▸ Work item
Can you output the records below exactly as they are written?

Web page and app entries:

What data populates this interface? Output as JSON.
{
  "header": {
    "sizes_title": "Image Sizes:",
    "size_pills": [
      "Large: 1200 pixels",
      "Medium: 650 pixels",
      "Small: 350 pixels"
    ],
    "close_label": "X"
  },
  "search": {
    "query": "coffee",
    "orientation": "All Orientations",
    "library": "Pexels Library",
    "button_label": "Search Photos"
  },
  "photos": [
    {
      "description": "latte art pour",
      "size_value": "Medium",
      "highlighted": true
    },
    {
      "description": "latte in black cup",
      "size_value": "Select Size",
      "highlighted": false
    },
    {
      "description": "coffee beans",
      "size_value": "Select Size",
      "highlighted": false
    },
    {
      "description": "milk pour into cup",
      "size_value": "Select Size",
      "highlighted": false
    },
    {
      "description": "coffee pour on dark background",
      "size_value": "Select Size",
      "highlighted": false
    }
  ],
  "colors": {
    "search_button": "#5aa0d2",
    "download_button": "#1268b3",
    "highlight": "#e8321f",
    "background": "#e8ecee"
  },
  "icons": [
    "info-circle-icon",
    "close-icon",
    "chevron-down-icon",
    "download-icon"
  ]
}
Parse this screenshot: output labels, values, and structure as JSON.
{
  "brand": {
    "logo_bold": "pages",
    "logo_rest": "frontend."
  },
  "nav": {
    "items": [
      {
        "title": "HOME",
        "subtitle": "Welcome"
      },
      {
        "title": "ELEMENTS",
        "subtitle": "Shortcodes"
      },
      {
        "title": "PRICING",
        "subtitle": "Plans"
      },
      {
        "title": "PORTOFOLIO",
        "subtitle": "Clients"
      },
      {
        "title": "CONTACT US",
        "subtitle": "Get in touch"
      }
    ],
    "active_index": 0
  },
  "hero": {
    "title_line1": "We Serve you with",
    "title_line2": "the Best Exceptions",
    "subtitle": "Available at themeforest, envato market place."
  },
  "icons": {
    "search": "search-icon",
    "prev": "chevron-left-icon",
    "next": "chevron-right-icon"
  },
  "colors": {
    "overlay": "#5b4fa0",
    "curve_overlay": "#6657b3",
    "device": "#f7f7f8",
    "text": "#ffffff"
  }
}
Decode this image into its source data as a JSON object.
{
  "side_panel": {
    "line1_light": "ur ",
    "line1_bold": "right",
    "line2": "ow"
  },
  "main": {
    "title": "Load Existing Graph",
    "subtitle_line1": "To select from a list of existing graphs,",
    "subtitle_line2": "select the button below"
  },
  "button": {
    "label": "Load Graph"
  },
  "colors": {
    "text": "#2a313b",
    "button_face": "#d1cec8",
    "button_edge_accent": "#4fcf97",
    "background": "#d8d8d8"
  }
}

▸ Exercise result
What data populates this interface? Output as JSON.
{
  "header": {
    "sizes_title": "Image Sizes:",
    "size_pills": [
      "Large: 1200 pixels",
      "Medium: 650 pixels",
      "Small: 350 pixels"
    ],
    "close_label": "X"
  },
  "search": {
    "query": "coffee",
    "orientation": "All Orientations",
    "library": "Pexels Library",
    "button_label": "Search Photos"
  },
  "photos": [
    {
      "description": "latte art pour",
      "size_value": "Medium",
      "highlighted": true
    },
    {
      "description": "latte in black cup",
      "size_value": "Select Size",
      "highlighted": false
    },
    {
      "description": "coffee beans",
      "size_value": "Select Size",
      "highlighted": false
    },
    {
      "description": "milk pour into cup",
      "size_value": "Select Size",
      "highlighted": false
    },
    {
      "description": "coffee pour on dark background",
      "size_value": "Select Size",
      "highlighted": false
    }
  ],
  "colors": {
    "search_button": "#5aa0d2",
    "download_button": "#1268b3",
    "highlight": "#e8321f",
    "background": "#e8ecee"
  },
  "icons": [
    "info-circle-icon",
    "close-icon",
    "chevron-down-icon",
    "download-icon"
  ]
}
Parse this screenshot: output labels, values, and structure as JSON.
{
  "brand": {
    "logo_bold": "pages",
    "logo_rest": "frontend."
  },
  "nav": {
    "items": [
      {
        "title": "HOME",
        "subtitle": "Welcome"
      },
      {
        "title": "ELEMENTS",
        "subtitle": "Shortcodes"
      },
      {
        "title": "PRICING",
        "subtitle": "Plans"
      },
      {
        "title": "PORTOFOLIO",
        "subtitle": "Clients"
      },
      {
        "title": "CONTACT US",
        "subtitle": "Get in touch"
      }
    ],
    "active_index": 0
  },
  "hero": {
    "title_line1": "We Serve you with",
    "title_line2": "the Best Exceptions",
    "subtitle": "Available at themeforest, envato market place."
  },
  "icons": {
    "search": "search-icon",
    "prev": "chevron-left-icon",
    "next": "chevron-right-icon"
  },
  "colors": {
    "overlay": "#5b4fa0",
    "curve_overlay": "#6657b3",
    "device": "#f7f7f8",
    "text": "#ffffff"
  }
}
Decode this image into its source data as a JSON object.
{
  "side_panel": {
    "line1_light": "ur ",
    "line1_bold": "right",
    "line2": "ow"
  },
  "main": {
    "title": "Load Existing Graph",
    "subtitle_line1": "To select from a list of existing graphs,",
    "subtitle_line2": "select the button below"
  },
  "button": {
    "label": "Load Graph"
  },
  "colors": {
    "text": "#2a313b",
    "button_face": "#d1cec8",
    "button_edge_accent": "#4fcf97",
    "background": "#d8d8d8"
  }
}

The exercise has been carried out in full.